What about the connotations of night? Later, Campbell marries Triamond's sister Cambina, and the four become fast friends. Let no false treason seeke us to entrap, Nor any dread disquiet once annoy The safety of our joy: But let the night be calme and quietsome, Without tempestuous storms or sad afray: Lyke as when Jove with fayre Alcmena lay, When he begot the great Tirynthian groome: Or lyke as when he with thy selfe did lie, And begot Majesty. It then shows him at his breaking point finally giving up. Sidney himself set out to repair this deficiency, and with him the other most important writer of his generation, Edmund Spenser. It is sweet to see such devotion from Spenser towards Elizabeth, and refreshing, since most sonnets of the day were written to unattainable women from generally indifferent suitors. This is the one that has come up in my searches: Was it the proud full sail of his great verse, Bound for the prize of all too precious you, That did my ripe thoughts in my brain inhearse, Making their tomb the womb wherein they grew? The Faerie Queene is one of the longest poems in the English language and it originated the Spenserian sonnet form.
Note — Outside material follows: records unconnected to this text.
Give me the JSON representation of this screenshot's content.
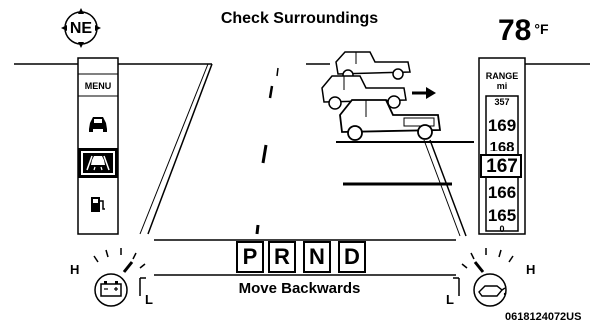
{
  "header": {
    "compass_heading": "NE",
    "message": "Check Surroundings",
    "temperature_value": "78",
    "temperature_unit": "°F"
  },
  "left_panel": {
    "menu_label": "MENU",
    "icons": [
      "car-icon",
      "lane-assist-icon",
      "fuel-pump-icon"
    ],
    "selected_index": 1
  },
  "right_panel": {
    "range_label_line1": "RANGE",
    "range_label_line2": "mi",
    "range_values": [
      "357",
      "169",
      "168",
      "167",
      "166",
      "165",
      "0"
    ],
    "selected_value": "167"
  },
  "transmission": {
    "gears": [
      "P",
      "R",
      "N",
      "D"
    ],
    "status_message": "Move Backwards"
  },
  "gauges": {
    "battery": {
      "high": "H",
      "low": "L",
      "icon": "battery-icon"
    },
    "oil": {
      "high": "H",
      "low": "L",
      "icon": "oil-can-icon"
    }
  },
  "footer_code": "0618124072US"
}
There is here a hint of jealousy, as the suitor sees other men receiving loving looks, but not himself. In any case, the six books that he completed begin with virtues in a person's relations with God and self holiness and temperance and proceed to those involving relations with other people chastity, friendship, justice, and courtesy. Personification of star is also presented in this line in with her bright ray. He describes her as a warrior line 3 and his own life as her spoil line 8. He was an English poet.